These imperfections, otherwise known as room distortion, are a result of all the direct and reflected sounds that arrive at your ears at different times, creating problems in the time domain. Each listener, depending on where he or she is sitting, experiences this distortion differently. Large parallel surfaces like walls affect low frequencies, generating standing waves. Higher frequencies reflect off objects in the room, such as coffee tables, shelves, and hard chairs.
Graphs on your A/V receiver's onscreen display will show you how Audyssey is correcting the frequency response. In my room, for instance, the front left speaker gets a boost at 250 Hz and 500 Hz and a significant cut at 63 Hz. The Denon OSD graph is rather crude, showing only nine points along the audio spectrum. It's my understanding that not all OSD graphs are this basic. The Pro version, however, generates highly detailed graphs that show before and after curves. Since Audyssey collects data and makes adjustments at several hundred points along the response curve, the Audyssey Pro readout is more representative of what's happening. For the left front speaker, the before curve shows rising bass response starting at 100 Hz. The Audyssey correction curve radically levels this out. Additional midrange compensation, only available with the Pro software, flattens the curve out even more. While there are audible advantages to the Pro setup, I don't want to minimize the XT version's remarkable results. For the majority of people, the improvements that the MultEQ and MultEQ XT offer are nothing short of dramatic.
Denon AVR-5805CI A/V
During the week I had the Denon AVR-5805CI, I eagerly ran Audyssey through a series of listening tests with the target curve on and off. From rock, to jazz, to explosive soundtracks, everything was simply more coherent with the processing engaged. Soundtracks were perfectly balanced between music, dialogue, and effects. What amazed me most was that, no matter where I sat, there was no perceptible change in the tonality. Bass response was where I noticed a huge difference in the overall presentation. Processed, it was smoother, tighter, and much less overpowering. The second largest improvement was a wide-open soundstage.
Case in point: The track "Lacrymosa" from Evanescence's second CD, The Open Door, is a symphonic rock piece packed with a full choir and orchestra, but it often sounds compressed and lacks detail. Once I engaged Audyssey, though, the soundstage opened up. The choir, orchestra, and band found their own places, and Amy Lee's vocals had more presence. The track no longer sounded muddy or overly layered.
Going in a different direction, a high-resolution remaster from a 1973 recording of Duke Ellington and his quartet sounded so natural and realistic that I almost lost myself, imagining I was in a small, intimate jazz club.

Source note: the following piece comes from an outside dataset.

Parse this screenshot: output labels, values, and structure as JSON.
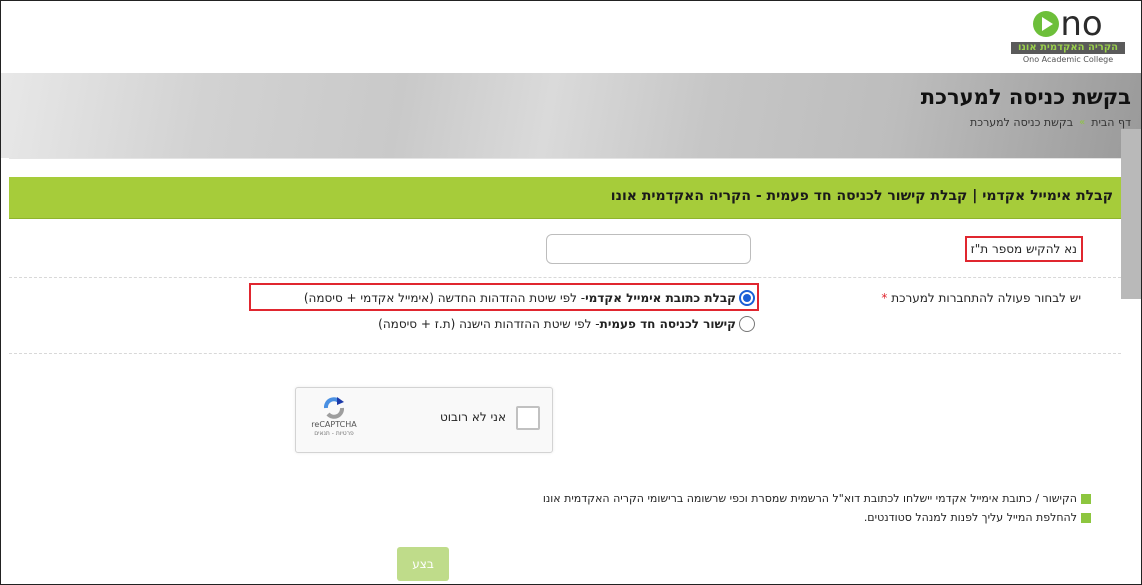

During Kyriakakis' setup and demonstration, he used a scene from Open Range where it's raining. With Audyssey off, it sounded like the rain was coming mainly from the center channel, and the midrange balance made it sound like a heavy flood, bereft of definition. When I switched Audyssey on, I felt like I was caught in the middle of a rainstorm. I could hear the sound of rain all around me. What made it so convincing and enveloping was the clarity of the sound of the raindrops hitting the ground.
Chris Kyriakakis using the MultEQ Pro.
In the martial-arts film Hero, there is a scene in which the noise of a field of blowing leaves moves throughout the 360-degree soundfield as the wind whips them in every direction. Even though my reference PSB Image speaker system is timbre-matched, there was an audible tonal difference as the leaves moved from speaker to speaker when Audyssey was disengaged. With Audyssey, the transitions were even. I could practically feel the leaves brushing against my skin.
This is a truly impressive and remarkable piece of audio technology. Look for the Audyssey logo on your next A/V receiver or pre/pro. Personally, now that I've returned the Audyssey-equipped receiver, you can bet I'll be replacing my pre/pro as soon as possible. If you are interested in more technical details on how Audyssey works, check out the Audyssey Laboratories Website at www.audyssey.com.